T HIS story has nothing to do with Apollo: but I may as well tell it among the other flower stories.
There was a very beautiful nymph named Echo, who had never, in all her life, seen anybody handsomer than the god Pan. You have read that Pan was the chief of all the Satyrs, and what hideous monsters the Satyrs were. So, when Pan made love to her, she very naturally kept him at a distance: and, as she supposed him to be no worse-looking than the rest of the world, she made up her mind to have nothing to do with love or love-making, and was quite content to ramble about the woods all alone.
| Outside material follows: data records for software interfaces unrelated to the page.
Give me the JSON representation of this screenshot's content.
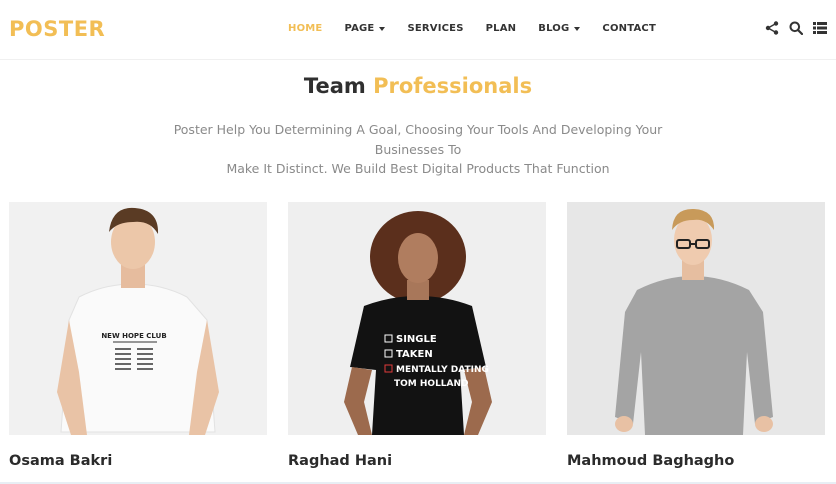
{
  "brand": {
    "logo": "POSTER",
    "accent_color": "#f2be55"
  },
  "nav": {
    "items": [
      {
        "label": "HOME",
        "active": true,
        "dropdown": false
      },
      {
        "label": "PAGE",
        "active": false,
        "dropdown": true
      },
      {
        "label": "SERVICES",
        "active": false,
        "dropdown": false
      },
      {
        "label": "PLAN",
        "active": false,
        "dropdown": false
      },
      {
        "label": "BLOG",
        "active": false,
        "dropdown": true
      },
      {
        "label": "CONTACT",
        "active": false,
        "dropdown": false
      }
    ],
    "icons": [
      "share-icon",
      "search-icon",
      "menu-list-icon"
    ]
  },
  "section": {
    "title_main": "Team",
    "title_accent": "Professionals",
    "subtitle_line1": "Poster Help You Determining A Goal, Choosing Your Tools And Developing Your Businesses To",
    "subtitle_line2": "Make It Distinct. We Build Best Digital Products That Function"
  },
  "team": [
    {
      "name": "Osama Bakri",
      "shirt_lines": [
        "NEW HOPE CLUB"
      ]
    },
    {
      "name": "Raghad Hani",
      "shirt_lines": [
        "SINGLE",
        "TAKEN",
        "MENTALLY DATING",
        "TOM HOLLAND"
      ]
    },
    {
      "name": "Mahmoud Baghagho",
      "shirt_lines": []
    }
  ]
}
But one day, to her surprise, she happened to meet with a young man who was as different from Pan as any creature could be. Instead of having a goat's legs and long hairy arms, he was as graceful as Apollo himself: no horns grew out of his forehead, and his ears were not long, pointed, and covered with hair, but just like Echo's own. And he was just as beautiful in face as he was graceful in form. I doubt if Echo would have thought even Apollo himself so beautiful.
The nymphs were rather shy, and Echo was the very shyest of them all. But she admired him so much that she could not leave the spot, and at last she even plucked up courage enough to ask him, "What is the name of the most beautiful being in the whole world?"
"Whom do you mean?" asked he. "Yourself? If you want to know your own name, you can tell it better than I can."
"No," said Echo, "I don't mean myself. I mean you. What is your name?"
"My name is Narcissus," said he. "But as for my being beautiful—that is absurd."
"Narcissus!" repeated Echo to herself. "It is a beautiful name. Which of the nymphs have you come to meet here in these woods all alone? She is lucky—whoever she may be."
"I have come to meet nobody," said Narcissus. "But—am I really so beautiful? I have often been told so by other girls, of course; but really it is more than I can quite believe."
"And you don't care for any of those girls?"
"Why, you see," said Narcissus, "when all the girls one knows call one beautiful, there's no reason why I should care for one more than another. They all seem alike when they are all always saying just the same thing. Ah! I do wish I could see myself, so that I could tell if it was really true. I would marry the girl who could give me the wish of my heart—to see myself as other people see me. But as nobody can make me do that, why, I suppose I shall get on very well without marrying anybody at all."
Looking-glasses had not been invented in those days, so that Narcissus had really never seen even so much of himself as his chin.
"What!" cried Echo, full of hope and joy; "if I make you see your own face, you will marry me?"
"I said so," said he. "And of course what I say I'll do, I'll do."
"Then—come with me!"
Echo took him by the hand and led him to the edge of a little lake in the middle of the wood, full of clear water.
"Kneel down, Narcissus," said she, "and bend your eyes over the water-side. That lake is the mirror where Diana comes every morning to dress her hair, and in which, every night, the moon and the stars behold themselves. Look into that water, and see what manner of man you are!"
Narcissus kneeled down and looked into the lake. And, better than in any common looking-glass, he saw the reflected image of his own face—and he looked, and looked, and could not take his eyes away.
But Echo at last grew tired of waiting. "Have you forgotten what you promised me?" asked she. "Are you content now? Do you see now that what I told you is true?"
He lifted his eyes at last. "Oh, beautiful creature that I am!" said he. "I am indeed the most divine creature in the whole wide world. I love myself madly. Go away. I want to be with my beautiful image, with myself, all alone. I can't marry you. I shall never love anybody but myself for the rest of my days." And he kneeled down and gazed at himself once more, while poor Echo had to go weeping away.
Narcissus had spoken truly. He loved himself and his own face so much that he could think of nothing else: he spent all his days and nights by the lake, and never took his eyes away. But unluckily his image, which was only a shadow in the water, could not love him back again. And so he pined away until he died. And when his friends came to look for his body, they found nothing but a flower, into which his soul had turned. So they called it the Narcissus, and we call it so still. And yet I don't know that it is a particularly conceited or selfish flower.
As for poor Echo, she pined away too. She faded and faded until nothing was left of her but her voice. There are many places where she can even now be heard. And she still has the same trick of saying to vain and foolish people whatever they say to themselves, or whatever they would like best to hear said to them. If you go where Echo is, and call out loudly, "I am beautiful!"—she will echo your very words.